The majority ruling "will breed a climate of fear that encourages school administrators to label even the most innocuous of childish conduct sexual harassment," Justice Kennedy predicted.
He was joined by Chief Justice William H. Rehnquist and Justices Antonin Scalia and Clarence Thomas.
The case stems from the alleged harassment of LaShonda Davis when she was a 5th grade student in Monroe County, Ga., in the 1992-93 school year. She and her mother, Aurelia Davis, claimed in a lawsuit seeking $500,000 in damages under Title IX that a male classmate had rubbed his body against LaShonda's in a sexually suggestive manner, and that he had tried repeatedly to touch her breasts and vagina.
The family contends it made repeated complaints to LaShonda's teachers and school principal, but that the boy, identified in court papers as G.F., was never disciplined.
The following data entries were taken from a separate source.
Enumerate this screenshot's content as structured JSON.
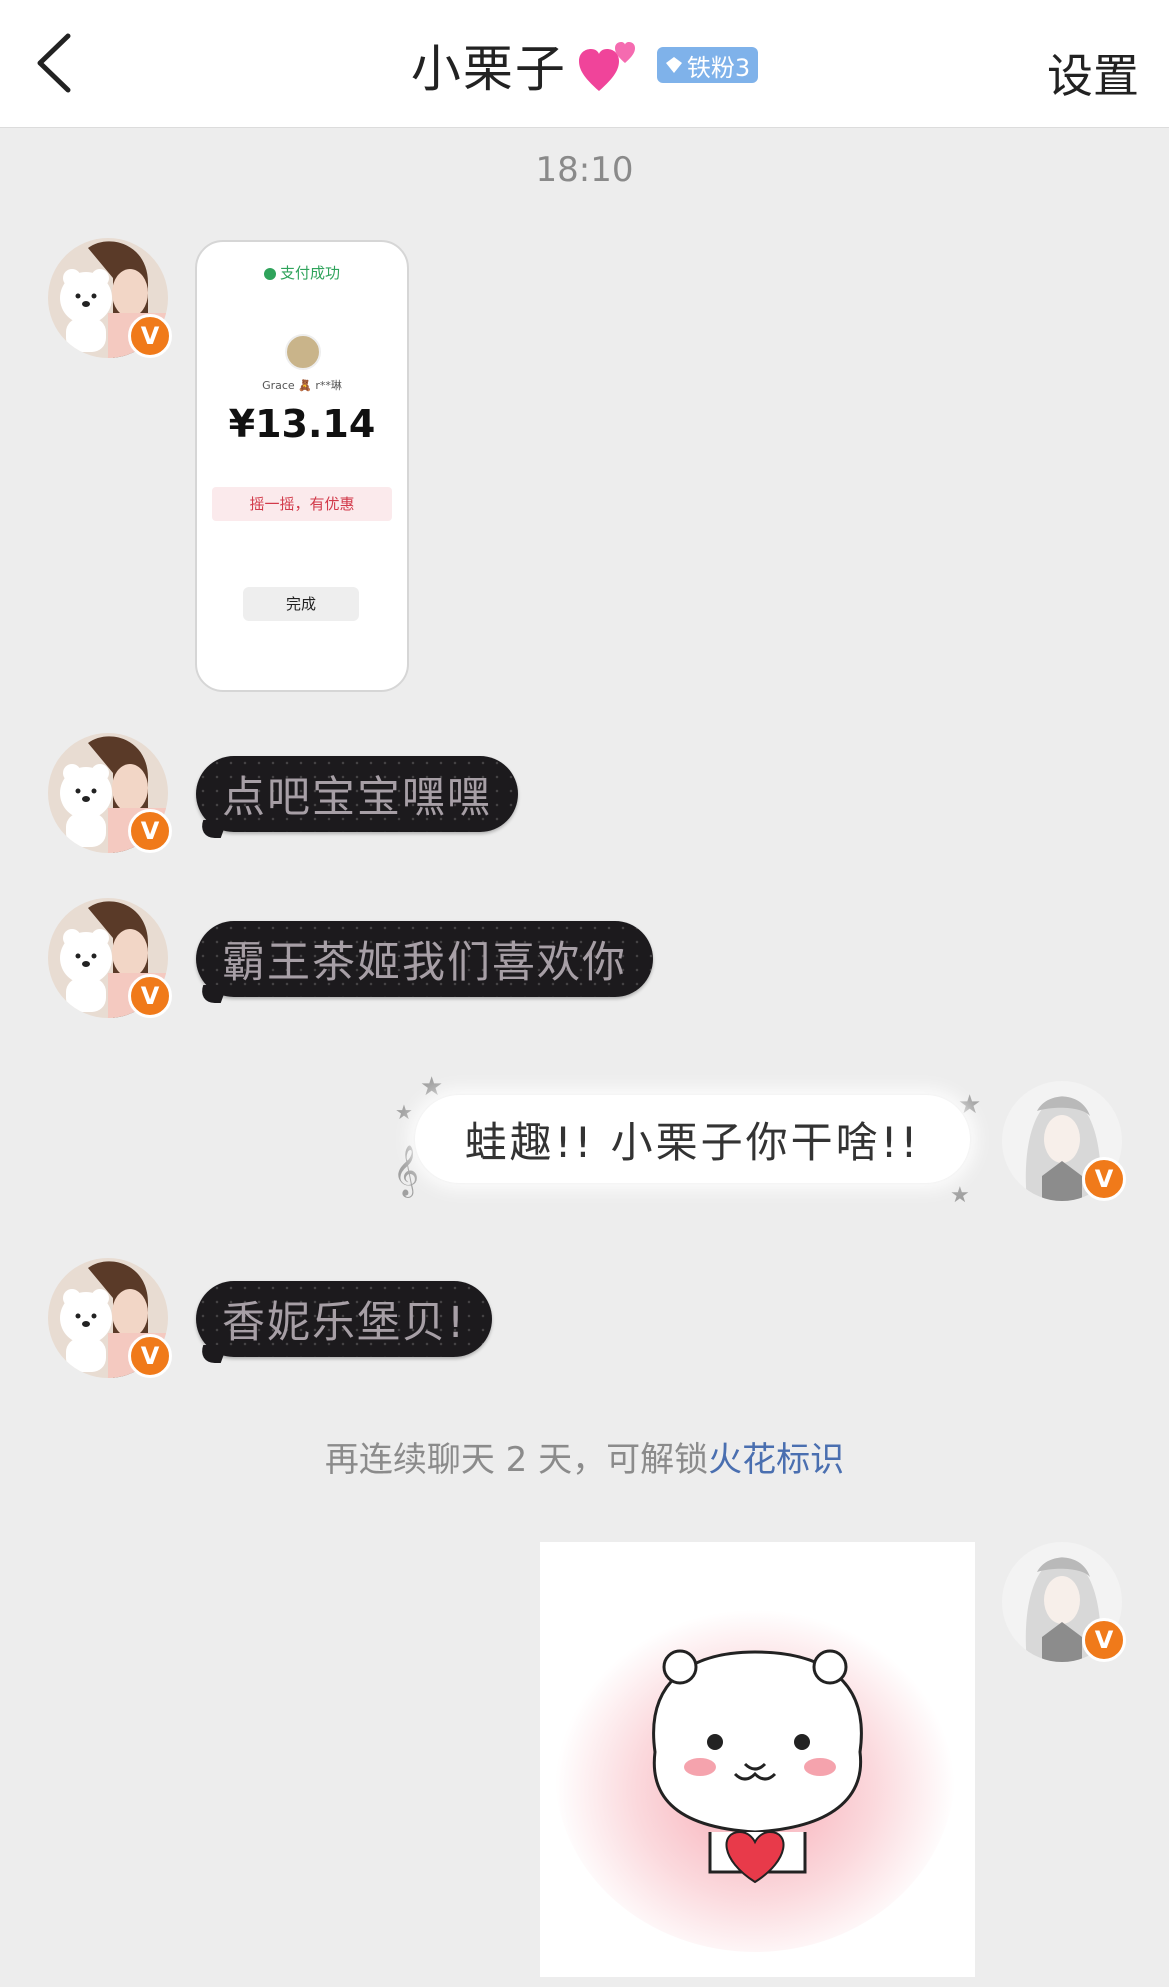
{
  "header": {
    "title": "小栗子",
    "badge_text": "铁粉3",
    "settings_label": "设置"
  },
  "timestamp": "18:10",
  "messages": {
    "payment_card": {
      "status": "支付成功",
      "payee": "Grace 🧸  r**琳",
      "amount": "¥13.14",
      "promo": "摇一摇，有优惠",
      "done_label": "完成"
    },
    "msg1": "点吧宝宝嘿嘿",
    "msg2": "霸王茶姬我们喜欢你",
    "msg3": "蛙趣!! 小栗子你干啥!!",
    "msg4": "香妮乐堡贝!"
  },
  "system_tip": {
    "text": "再连续聊天 2 天，可解锁",
    "link": "火花标识"
  },
  "colors": {
    "badge_bg": "#7fb2ea",
    "verify_badge": "#f07a1a",
    "dark_bubble": "#1c1a1d",
    "link": "#4a6fb0"
  },
  "icons": {
    "back": "chevron-left-icon",
    "heart": "two-hearts-icon",
    "verified": "v-verified-icon",
    "diamond": "diamond-icon"
  },
  "verify_glyph": "V"
}
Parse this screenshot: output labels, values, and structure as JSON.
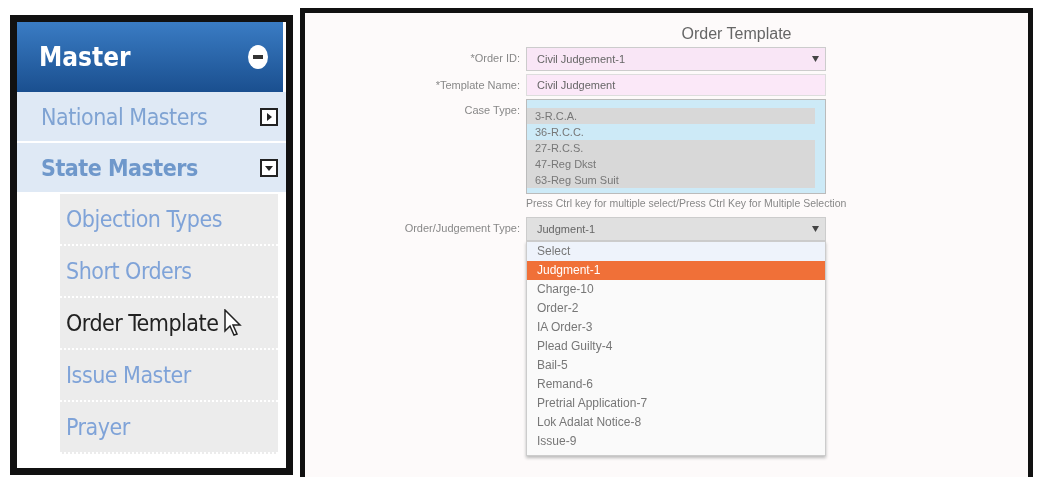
{
  "sidebar": {
    "title": "Master",
    "expanded": true,
    "items": [
      {
        "label": "National Masters",
        "expanded": false,
        "selected": false
      },
      {
        "label": "State Masters",
        "expanded": true,
        "selected": false,
        "children": [
          {
            "label": "Objection Types",
            "selected": false
          },
          {
            "label": "Short Orders",
            "selected": false
          },
          {
            "label": "Order Template",
            "selected": true
          },
          {
            "label": "Issue Master",
            "selected": false
          },
          {
            "label": "Prayer",
            "selected": false
          }
        ]
      }
    ]
  },
  "form": {
    "title": "Order Template",
    "order_id": {
      "label": "*Order ID:",
      "value": "Civil Judgement-1"
    },
    "template_name": {
      "label": "*Template Name:",
      "value": "Civil Judgement"
    },
    "case_type": {
      "label": "Case Type:",
      "options": [
        {
          "label": "3-R.C.A.",
          "selected": true
        },
        {
          "label": "36-R.C.C.",
          "selected": false
        },
        {
          "label": "27-R.C.S.",
          "selected": true
        },
        {
          "label": "47-Reg Dkst",
          "selected": true
        },
        {
          "label": "63-Reg Sum Suit",
          "selected": true
        }
      ],
      "hint": "Press Ctrl key for multiple select/Press Ctrl Key for Multiple Selection"
    },
    "judgement_type": {
      "label": "Order/Judgement Type:",
      "value": "Judgment-1",
      "expanded": true,
      "options": [
        {
          "label": "Select",
          "selected": false
        },
        {
          "label": "Judgment-1",
          "selected": true
        },
        {
          "label": "Charge-10",
          "selected": false
        },
        {
          "label": "Order-2",
          "selected": false
        },
        {
          "label": "IA Order-3",
          "selected": false
        },
        {
          "label": "Plead Guilty-4",
          "selected": false
        },
        {
          "label": "Bail-5",
          "selected": false
        },
        {
          "label": "Remand-6",
          "selected": false
        },
        {
          "label": "Pretrial Application-7",
          "selected": false
        },
        {
          "label": "Lok Adalat Notice-8",
          "selected": false
        },
        {
          "label": "Issue-9",
          "selected": false
        }
      ]
    }
  }
}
Their suit alleges that the principal asked LaShonda at one point "why she was the only one complaining."
The Davises eventually went to the police, and G.F. pleaded guilty to sexual battery stemming from one incident of harassment.
The Davis family and the school district must now return to federal district court, where the family's lawsuit was initially dismissed based on a legal ruling that Title IX did not cover peer sexual harassment.
Lawyers for the 34,000-student Monroe County district said last week that they would try to show that school officials were not deliberately indifferent to the family's complaints.
What was most striking about the reaction to last week's ruling was that educators and school district lawyers, while expressing some dismay with the outcome, were not nearly as troubled as Justice Kennedy.
"Given the high standard, we don't think schools will face monetary damages very often," said Bruce Hunter, the chief lobbyist for the American Association of School Administrators.
Ms. Underwood of the NSBA said there was bound to be litigation against school districts that would ultimately define the contours of the ruling.
"But I do not think it will be the avalanche that [Justice Kennedy] is forecasting," she said.
The NSBA had urged the justices in a friend-of-the-court brief not to find that Title IX allows lawsuits over peer harassment.
Brad Allison, the superintendent of the Albuquerque, N.M., district, expressed some concern about a possible increase in sexual-harassment complaints.
"I know we are going to have cases that are 'he said, she said,' " Mr. Allison said. "Children don't have the same level of sexual maturity that adults do."
He said he plans to hold more sexual-harassment workshops for students and parents.
The Clinton administration, which took the Davis family's side in the case, was pleased with the ruling. The Department of Education's top civil rights official said it lent support to guidelines on sexual harassment issued by the department in 1997.
The guidance, which rankled many administrators when it came out, requires districts to have clear policies and procedures against sexual harassment, both of the employee-student and student-student varieties.
"The court opinion cited to our guidelines favorably," said Norma V. Cantu, the department's assistant secretary for civil rights. "That should give confidence to schools to incorporate them."
She also cast doubt on the prediction of a flood of lawsuits.
"The Supreme Court calls for a reasonable response" to peer harassment, Ms. Cantu said. "A reasonable response is exactly the right standard. It calls for using some common sense and understanding the context in which the harassment occurred."
Marcia D. Greenberger, the co-president of the National Women's Law Center, which represents the Davises, said her group was still concerned about the deliberate-indifference standard set last year in the Gebser case. But the new ruling sends schools the message that they must take all forms of sexual harassment seriously, she added.
"We do hear, unfortunately, about schools that still haven't gotten the message," she said. "But each time there is public attention on this issue, there is action."
Vol. 18, Issue 38, Pages 1, 22Published in Print: June 2, 1999, as Harassment Ruling Poses Challenges